◆ TASK TO COMPLETE:
Restate the records in full, keeping every word as it is.

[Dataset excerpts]
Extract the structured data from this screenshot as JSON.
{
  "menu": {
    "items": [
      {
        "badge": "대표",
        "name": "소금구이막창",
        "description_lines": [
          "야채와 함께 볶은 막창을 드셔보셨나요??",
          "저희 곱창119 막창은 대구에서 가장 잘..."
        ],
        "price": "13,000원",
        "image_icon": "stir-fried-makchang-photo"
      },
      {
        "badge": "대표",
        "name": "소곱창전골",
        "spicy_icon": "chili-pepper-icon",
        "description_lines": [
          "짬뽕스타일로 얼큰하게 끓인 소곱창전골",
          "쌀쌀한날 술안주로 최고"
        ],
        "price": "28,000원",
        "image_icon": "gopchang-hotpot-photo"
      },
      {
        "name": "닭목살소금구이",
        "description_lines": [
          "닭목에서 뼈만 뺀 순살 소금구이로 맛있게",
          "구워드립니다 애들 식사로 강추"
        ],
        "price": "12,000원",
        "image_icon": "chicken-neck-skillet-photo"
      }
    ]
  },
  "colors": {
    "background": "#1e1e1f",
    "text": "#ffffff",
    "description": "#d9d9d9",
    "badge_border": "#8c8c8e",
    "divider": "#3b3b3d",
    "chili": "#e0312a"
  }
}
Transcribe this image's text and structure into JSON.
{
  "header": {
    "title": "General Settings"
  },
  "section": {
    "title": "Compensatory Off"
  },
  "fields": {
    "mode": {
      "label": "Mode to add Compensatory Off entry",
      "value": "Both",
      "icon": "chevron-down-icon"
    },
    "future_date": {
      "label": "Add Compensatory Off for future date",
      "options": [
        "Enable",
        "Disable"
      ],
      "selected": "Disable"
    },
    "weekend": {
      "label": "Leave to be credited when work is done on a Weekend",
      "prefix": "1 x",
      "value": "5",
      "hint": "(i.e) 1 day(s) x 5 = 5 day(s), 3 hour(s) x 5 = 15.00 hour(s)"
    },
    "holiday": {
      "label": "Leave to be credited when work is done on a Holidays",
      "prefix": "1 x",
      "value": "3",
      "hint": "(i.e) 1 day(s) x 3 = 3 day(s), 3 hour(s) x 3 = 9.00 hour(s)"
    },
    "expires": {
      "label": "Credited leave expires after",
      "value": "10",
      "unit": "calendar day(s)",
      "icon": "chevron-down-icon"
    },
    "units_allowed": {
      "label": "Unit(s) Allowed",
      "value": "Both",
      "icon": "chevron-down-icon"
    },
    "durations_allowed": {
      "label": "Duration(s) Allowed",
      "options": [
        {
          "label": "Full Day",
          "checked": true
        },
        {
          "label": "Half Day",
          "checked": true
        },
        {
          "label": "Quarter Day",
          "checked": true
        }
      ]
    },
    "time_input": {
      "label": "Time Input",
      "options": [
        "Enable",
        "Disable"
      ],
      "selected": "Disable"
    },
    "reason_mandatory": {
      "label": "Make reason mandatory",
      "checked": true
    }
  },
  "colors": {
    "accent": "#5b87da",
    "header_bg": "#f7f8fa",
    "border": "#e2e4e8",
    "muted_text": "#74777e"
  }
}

◆ WRITTEN SOLUTION:
Extract the structured data from this screenshot as JSON.
{
  "menu": {
    "items": [
      {
        "badge": "대표",
        "name": "소금구이막창",
        "description_lines": [
          "야채와 함께 볶은 막창을 드셔보셨나요??",
          "저희 곱창119 막창은 대구에서 가장 잘..."
        ],
        "price": "13,000원",
        "image_icon": "stir-fried-makchang-photo"
      },
      {
        "badge": "대표",
        "name": "소곱창전골",
        "spicy_icon": "chili-pepper-icon",
        "description_lines": [
          "짬뽕스타일로 얼큰하게 끓인 소곱창전골",
          "쌀쌀한날 술안주로 최고"
        ],
        "price": "28,000원",
        "image_icon": "gopchang-hotpot-photo"
      },
      {
        "name": "닭목살소금구이",
        "description_lines": [
          "닭목에서 뼈만 뺀 순살 소금구이로 맛있게",
          "구워드립니다 애들 식사로 강추"
        ],
        "price": "12,000원",
        "image_icon": "chicken-neck-skillet-photo"
      }
    ]
  },
  "colors": {
    "background": "#1e1e1f",
    "text": "#ffffff",
    "description": "#d9d9d9",
    "badge_border": "#8c8c8e",
    "divider": "#3b3b3d",
    "chili": "#e0312a"
  }
}
Transcribe this image's text and structure into JSON.
{
  "header": {
    "title": "General Settings"
  },
  "section": {
    "title": "Compensatory Off"
  },
  "fields": {
    "mode": {
      "label": "Mode to add Compensatory Off entry",
      "value": "Both",
      "icon": "chevron-down-icon"
    },
    "future_date": {
      "label": "Add Compensatory Off for future date",
      "options": [
        "Enable",
        "Disable"
      ],
      "selected": "Disable"
    },
    "weekend": {
      "label": "Leave to be credited when work is done on a Weekend",
      "prefix": "1 x",
      "value": "5",
      "hint": "(i.e) 1 day(s) x 5 = 5 day(s), 3 hour(s) x 5 = 15.00 hour(s)"
    },
    "holiday": {
      "label": "Leave to be credited when work is done on a Holidays",
      "prefix": "1 x",
      "value": "3",
      "hint": "(i.e) 1 day(s) x 3 = 3 day(s), 3 hour(s) x 3 = 9.00 hour(s)"
    },
    "expires": {
      "label": "Credited leave expires after",
      "value": "10",
      "unit": "calendar day(s)",
      "icon": "chevron-down-icon"
    },
    "units_allowed": {
      "label": "Unit(s) Allowed",
      "value": "Both",
      "icon": "chevron-down-icon"
    },
    "durations_allowed": {
      "label": "Duration(s) Allowed",
      "options": [
        {
          "label": "Full Day",
          "checked": true
        },
        {
          "label": "Half Day",
          "checked": true
        },
        {
          "label": "Quarter Day",
          "checked": true
        }
      ]
    },
    "time_input": {
      "label": "Time Input",
      "options": [
        "Enable",
        "Disable"
      ],
      "selected": "Disable"
    },
    "reason_mandatory": {
      "label": "Make reason mandatory",
      "checked": true
    }
  },
  "colors": {
    "accent": "#5b87da",
    "header_bg": "#f7f8fa",
    "border": "#e2e4e8",
    "muted_text": "#74777e"
  }
}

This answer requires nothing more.